Two showstopper dishes, taken from classical Gilded Age cooking, are expensive, luxurious successes. Tournedos Rossini ($34) is worth ordering less for the unremarkable foie-gras crouton and faint-flavored black truffle than for the big piece of beef tenderloin, expertly cooked so it remains almost fork-soft but not mushy, with a rich madeira sauce. The lobster thermidor ($32), a long out-of-fashion dish, makes a welcome reappearance and is the triumph of the menu: a generous six ounces of lobster meat paired with spinach, garlic, and flour-egg gnocchi and baked in a loose cream sauce with grated GruyĂ¨re and ComtĂ© cheeses. The gnocchi (â€śParisianâ€ť-style, a cream-puff dough piped into rounds) soak up the sauce like fresh bread, and the whole entrĂ©e arrives at the table browned and bubbling hot. Itâ€™s almost pure butterâ€”a meal that would warm Julia Childâ€™s heart.
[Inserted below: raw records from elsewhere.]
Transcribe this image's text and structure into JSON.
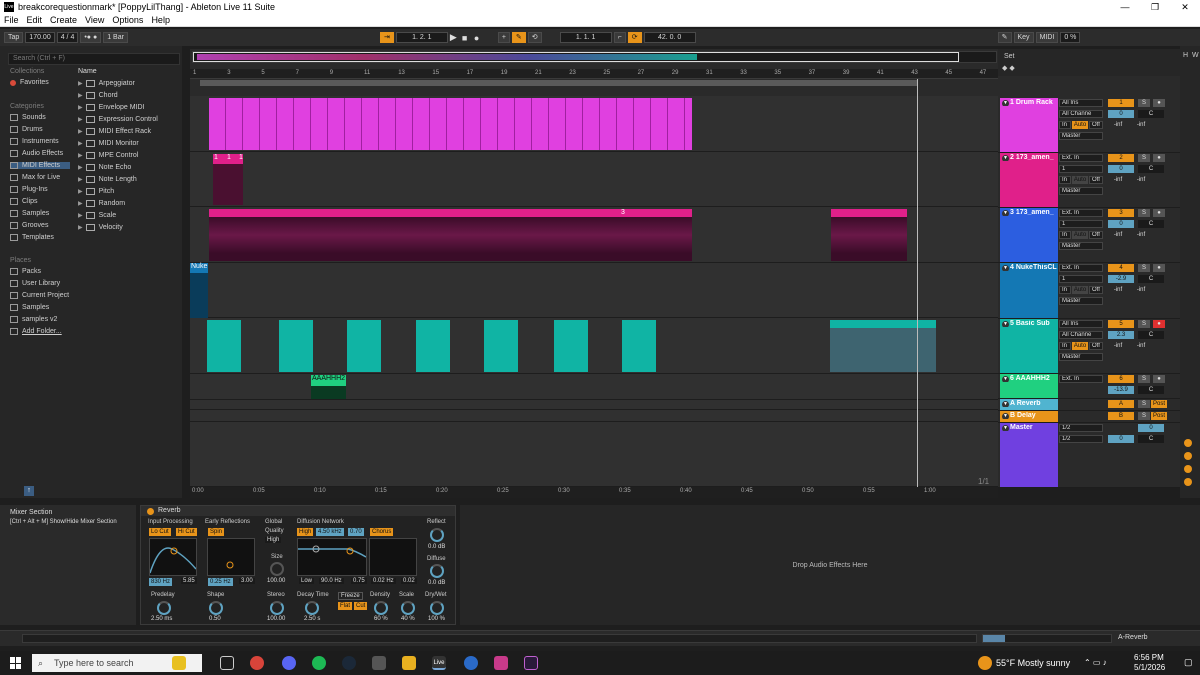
{
  "window": {
    "title": "breakcorequestionmark* [PoppyLilThang] - Ableton Live 11 Suite",
    "minimize": "—",
    "maximize": "❐",
    "close": "✕",
    "logo": "Live"
  },
  "menu": [
    "File",
    "Edit",
    "Create",
    "View",
    "Options",
    "Help"
  ],
  "transport": {
    "tap": "Tap",
    "tempo": "170.00",
    "meter": "4 / 4",
    "metro": "•● ●",
    "quant": "1 Bar",
    "position": "1.  2.  1",
    "loop_start": "1.  1.  1",
    "loop_len": "42.  0.  0",
    "key": "Key",
    "midi": "MIDI",
    "cpu": "0 %"
  },
  "browser": {
    "search_placeholder": "Search (Ctrl + F)",
    "collections_header": "Collections",
    "favorites": "Favorites",
    "categories_header": "Categories",
    "categories": [
      "Sounds",
      "Drums",
      "Instruments",
      "Audio Effects",
      "MIDI Effects",
      "Max for Live",
      "Plug-Ins",
      "Clips",
      "Samples",
      "Grooves",
      "Templates"
    ],
    "places_header": "Places",
    "places": [
      "Packs",
      "User Library",
      "Current Project",
      "Samples",
      "samples v2",
      "Add Folder..."
    ],
    "name_header": "Name",
    "items": [
      "Arpeggiator",
      "Chord",
      "Envelope MIDI",
      "Expression Control",
      "MIDI Effect Rack",
      "MIDI Monitor",
      "MPE Control",
      "Note Echo",
      "Note Length",
      "Pitch",
      "Random",
      "Scale",
      "Velocity"
    ]
  },
  "ruler": [
    "1",
    "3",
    "5",
    "7",
    "9",
    "11",
    "13",
    "15",
    "17",
    "19",
    "21",
    "23",
    "25",
    "27",
    "29",
    "31",
    "33",
    "35",
    "37",
    "39",
    "41",
    "43",
    "45",
    "47"
  ],
  "time_axis": [
    "0:00",
    "0:05",
    "0:10",
    "0:15",
    "0:20",
    "0:25",
    "0:30",
    "0:35",
    "0:40",
    "0:45",
    "0:50",
    "0:55",
    "1:00"
  ],
  "clip_labels": {
    "nuke": "Nuke",
    "aaahhh": "AAAHHH2",
    "small1": "1",
    "small2": "1",
    "small3": "1",
    "marker": "3"
  },
  "page_indicator": "1/1",
  "set_label": "Set",
  "tracks": [
    {
      "name": "1 Drum Rack",
      "color": "#e040e0",
      "input": "All Ins",
      "channel": "All Channe",
      "in": "In",
      "auto": "Auto",
      "off": "Off",
      "output": "Master",
      "num": "1",
      "s": "S",
      "vol": "0",
      "pan": "C",
      "l": "-inf",
      "r": "-inf"
    },
    {
      "name": "2 173_amen_",
      "color": "#e0208a",
      "input": "Ext. In",
      "channel": "1",
      "in": "In",
      "auto": "Auto",
      "off": "Off",
      "output": "Master",
      "num": "2",
      "s": "S",
      "vol": "0",
      "pan": "C",
      "l": "-inf",
      "r": "-inf"
    },
    {
      "name": "3 173_amen_",
      "color": "#2c5ee0",
      "input": "Ext. In",
      "channel": "1",
      "in": "In",
      "auto": "Auto",
      "off": "Off",
      "output": "Master",
      "num": "3",
      "s": "S",
      "vol": "0",
      "pan": "C",
      "l": "-inf",
      "r": "-inf"
    },
    {
      "name": "4 NukeThisCL",
      "color": "#1478b4",
      "input": "Ext. In",
      "channel": "1",
      "in": "In",
      "auto": "Auto",
      "off": "Off",
      "output": "Master",
      "num": "4",
      "s": "S",
      "vol": "-2.9",
      "pan": "C",
      "l": "-inf",
      "r": "-inf"
    },
    {
      "name": "5 Basic Sub",
      "color": "#10b4a4",
      "input": "All Ins",
      "channel": "All Channe",
      "in": "In",
      "auto": "Auto",
      "off": "Off",
      "output": "Master",
      "num": "5",
      "s": "S",
      "vol": "2.3",
      "pan": "C",
      "l": "-inf",
      "r": "-inf"
    },
    {
      "name": "6 AAAHHH2",
      "color": "#20d080",
      "input": "Ext. In",
      "num": "6",
      "s": "S",
      "vol": "-13.9",
      "pan": "C"
    },
    {
      "name": "A Reverb",
      "color": "#50b4d0",
      "num": "A",
      "s": "S",
      "post": "Post"
    },
    {
      "name": "B Delay",
      "color": "#e8941a",
      "num": "B",
      "s": "S",
      "post": "Post"
    },
    {
      "name": "Master",
      "color": "#7040e0",
      "output": "1/2",
      "output2": "1/2",
      "vol": "0",
      "vol2": "0",
      "pan": "C"
    }
  ],
  "mixer_section": {
    "title": "Mixer Section",
    "hint": "[Ctrl + Alt + M] Show/Hide Mixer Section"
  },
  "reverb": {
    "title": "Reverb",
    "input_processing": "Input Processing",
    "lo_cut": "Lo Cut",
    "hi_cut": "Hi Cut",
    "freq": "830 Hz",
    "q": "5.85",
    "early": "Early Reflections",
    "spin": "Spin",
    "er_a": "0.25 Hz",
    "er_b": "3.00",
    "global": "Global",
    "quality": "Quality",
    "quality_val": "High",
    "size": "Size",
    "size_val": "100.00",
    "diffusion": "Diffusion Network",
    "high": "High",
    "high_freq": "4.50 kHz",
    "high_val": "0.70",
    "chorus": "Chorus",
    "low": "Low",
    "low_freq": "90.0 Hz",
    "low_val": "0.75",
    "chorus_a": "0.02 Hz",
    "chorus_b": "0.02",
    "reflect": "Reflect",
    "reflect_val": "0.0 dB",
    "diffuse": "Diffuse",
    "diffuse_val": "0.0 dB",
    "predelay": "Predelay",
    "predelay_val": "2.50 ms",
    "shape": "Shape",
    "shape_val": "0.50",
    "stereo": "Stereo",
    "stereo_val": "100.00",
    "decay": "Decay Time",
    "decay_val": "2.50 s",
    "freeze": "Freeze",
    "flat": "Flat",
    "cut": "Cut",
    "density": "Density",
    "density_val": "60 %",
    "scale": "Scale",
    "scale_val": "40 %",
    "drywet": "Dry/Wet",
    "drywet_val": "100 %"
  },
  "drop_zone": "Drop Audio Effects Here",
  "status": {
    "right": "A-Reverb"
  },
  "taskbar": {
    "search": "Type here to search",
    "weather": "55°F  Mostly sunny",
    "time": "6:56 PM",
    "date": "5/1/2026"
  }
}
The Child-inspired sole ($24), however, would fail to convert her to the wonders of cooking. Unlike the glorious dish that made Meryl Streep swoon in Julie & Julia, this one was mealy, soggy, cool, dull of flavor, and pallid beige of hue. â€śHamburg steakâ€ť ($19) was another misfireâ€”house-ground chuck cooked in an oval patty as hamburgers originally were, but terribly salty and a little gristly, with shoestring fries that were underbrowned.
Desserts are also eclectic, and two were very good: balls of cake doughnuts ($9), made from chef de cuisine Eric LeBlancâ€™s grandmotherâ€™s recipe, fried to order and served over a fruit purĂ©e with vanilla sauce; and a looser-than-usual crĂ¨me brĂ»lĂ©e ($8, no longer on the menu) with a darker-than-usual caramel cover, accompanied by caramelized figs.
Kitchen is a touching, lovely meeting of old and new. When I asked Herritt how he got the Billi Bi to have such a silky vichyssoise-like texture, he said the cooks pushed it through a sieve a couple of times. Same with the sauce for the lobster thermidor: â€śWe try to do everything by hand.â€ť At a time when most chefs want to buy the highest-tech new toys, Iâ€™d like to see some of themâ€”and our cityâ€”take this parallel track. This isnâ€™t fascinating, avant-garde food youâ€™re glad just to have tried once. This is true sustenanceâ€”the food you want to keep coming back for.
Kitchen, 560 Tremont St., Boston, 617-695-1250,Â kitchenbostonmass.com.
Other Menu Highlights:
Cake doughnuts, $9
Buffalo frogsâ€™ legs, $12
Bacon-wrapped scallops, $14
Critic Corby Kummerâ€”an editor atÂ The AtlanticÂ and author ofÂ The Pleasures of Slow Foodâ€”has been reviewing Greater Bostonâ€™s top restaurants in our pages since 1997.
Source URL: http://www.bostonmagazine.com/2012/10/restaurant-review-kitchen-south-end/